§ Dataset entries:
····················
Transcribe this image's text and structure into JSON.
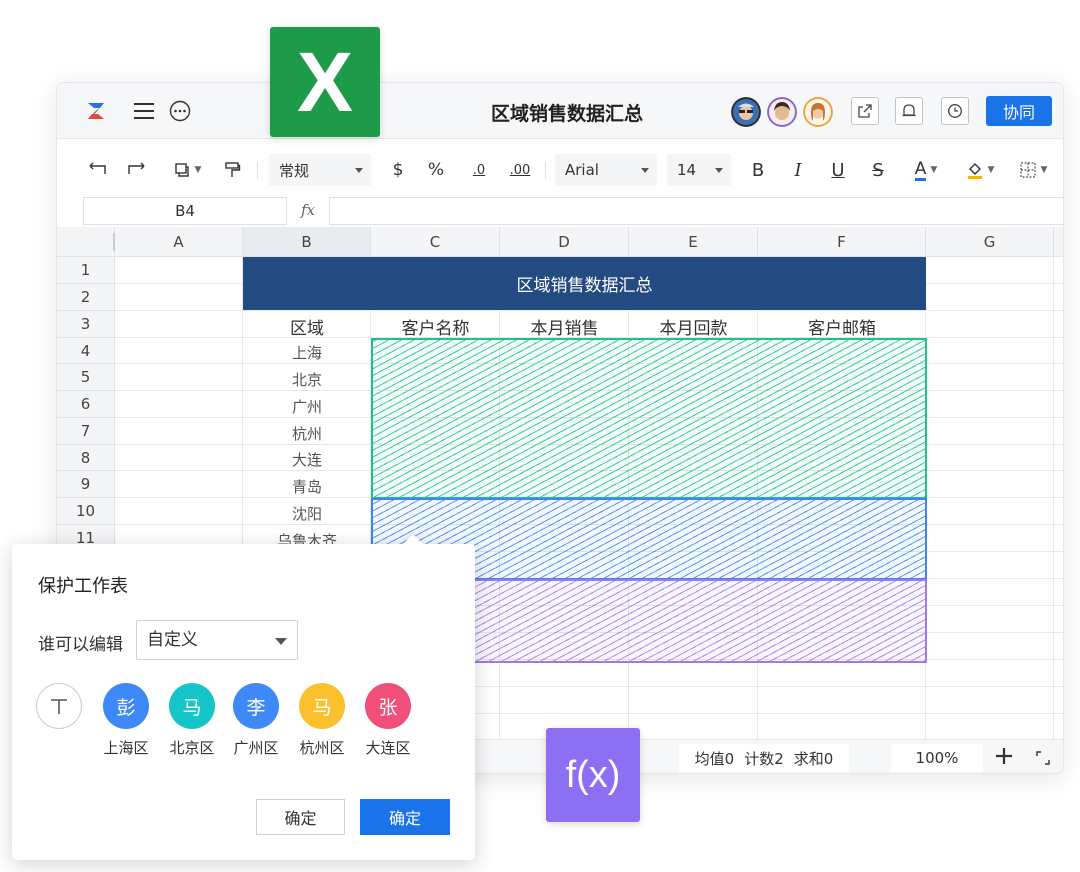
{
  "app": {
    "title": "区域销售数据汇总",
    "collab_label": "协同"
  },
  "toolbar": {
    "number_format": "常规",
    "currency_symbol": "$",
    "percent_symbol": "%",
    "decrease_decimal": ".0",
    "increase_decimal": ".00",
    "font_name": "Arial",
    "font_size": "14",
    "bold": "B",
    "italic": "I",
    "underline": "U",
    "strike": "S",
    "font_color": "A"
  },
  "formula_bar": {
    "name_box": "B4",
    "fx_label": "fx",
    "formula": ""
  },
  "sheet": {
    "columns": [
      "A",
      "B",
      "C",
      "D",
      "E",
      "F",
      "G"
    ],
    "rows": [
      "1",
      "2",
      "3",
      "4",
      "5",
      "6",
      "7",
      "8",
      "9",
      "10",
      "11"
    ],
    "merged_title": "区域销售数据汇总",
    "headers": [
      "区域",
      "客户名称",
      "本月销售",
      "本月回款",
      "客户邮箱"
    ],
    "regions": [
      "上海",
      "北京",
      "广州",
      "杭州",
      "大连",
      "青岛",
      "沈阳",
      "乌鲁木齐"
    ]
  },
  "status": {
    "average": "均值0",
    "count": "计数2",
    "sum": "求和0",
    "zoom": "100%"
  },
  "badges": {
    "excel": "X",
    "fx": "f(x)"
  },
  "dialog": {
    "title": "保护工作表",
    "who_can_edit_label": "谁可以编辑",
    "who_can_edit_value": "自定义",
    "users": [
      {
        "name": "彭",
        "region": "上海区",
        "color": "#3d8af7"
      },
      {
        "name": "马",
        "region": "北京区",
        "color": "#15c6c9"
      },
      {
        "name": "李",
        "region": "广州区",
        "color": "#3d8af7"
      },
      {
        "name": "马",
        "region": "杭州区",
        "color": "#fbc12c"
      },
      {
        "name": "张",
        "region": "大连区",
        "color": "#f04f7a"
      }
    ],
    "cancel_label": "确定",
    "confirm_label": "确定"
  },
  "colors": {
    "accent": "#1a73e8",
    "title_fill": "#244a82",
    "range_green": "#1fc28c",
    "range_blue": "#3b86f0",
    "range_purple": "#a176f0",
    "excel_green": "#1d9b49",
    "fx_purple": "#8c6ff2"
  }
}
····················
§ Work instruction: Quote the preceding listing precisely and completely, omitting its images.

§ Answer space:
Transcribe this image's text and structure into JSON.
{
  "app": {
    "title": "区域销售数据汇总",
    "collab_label": "协同"
  },
  "toolbar": {
    "number_format": "常规",
    "currency_symbol": "$",
    "percent_symbol": "%",
    "decrease_decimal": ".0",
    "increase_decimal": ".00",
    "font_name": "Arial",
    "font_size": "14",
    "bold": "B",
    "italic": "I",
    "underline": "U",
    "strike": "S",
    "font_color": "A"
  },
  "formula_bar": {
    "name_box": "B4",
    "fx_label": "fx",
    "formula": ""
  },
  "sheet": {
    "columns": [
      "A",
      "B",
      "C",
      "D",
      "E",
      "F",
      "G"
    ],
    "rows": [
      "1",
      "2",
      "3",
      "4",
      "5",
      "6",
      "7",
      "8",
      "9",
      "10",
      "11"
    ],
    "merged_title": "区域销售数据汇总",
    "headers": [
      "区域",
      "客户名称",
      "本月销售",
      "本月回款",
      "客户邮箱"
    ],
    "regions": [
      "上海",
      "北京",
      "广州",
      "杭州",
      "大连",
      "青岛",
      "沈阳",
      "乌鲁木齐"
    ]
  },
  "status": {
    "average": "均值0",
    "count": "计数2",
    "sum": "求和0",
    "zoom": "100%"
  },
  "badges": {
    "excel": "X",
    "fx": "f(x)"
  },
  "dialog": {
    "title": "保护工作表",
    "who_can_edit_label": "谁可以编辑",
    "who_can_edit_value": "自定义",
    "users": [
      {
        "name": "彭",
        "region": "上海区",
        "color": "#3d8af7"
      },
      {
        "name": "马",
        "region": "北京区",
        "color": "#15c6c9"
      },
      {
        "name": "李",
        "region": "广州区",
        "color": "#3d8af7"
      },
      {
        "name": "马",
        "region": "杭州区",
        "color": "#fbc12c"
      },
      {
        "name": "张",
        "region": "大连区",
        "color": "#f04f7a"
      }
    ],
    "cancel_label": "确定",
    "confirm_label": "确定"
  },
  "colors": {
    "accent": "#1a73e8",
    "title_fill": "#244a82",
    "range_green": "#1fc28c",
    "range_blue": "#3b86f0",
    "range_purple": "#a176f0",
    "excel_green": "#1d9b49",
    "fx_purple": "#8c6ff2"
  }
}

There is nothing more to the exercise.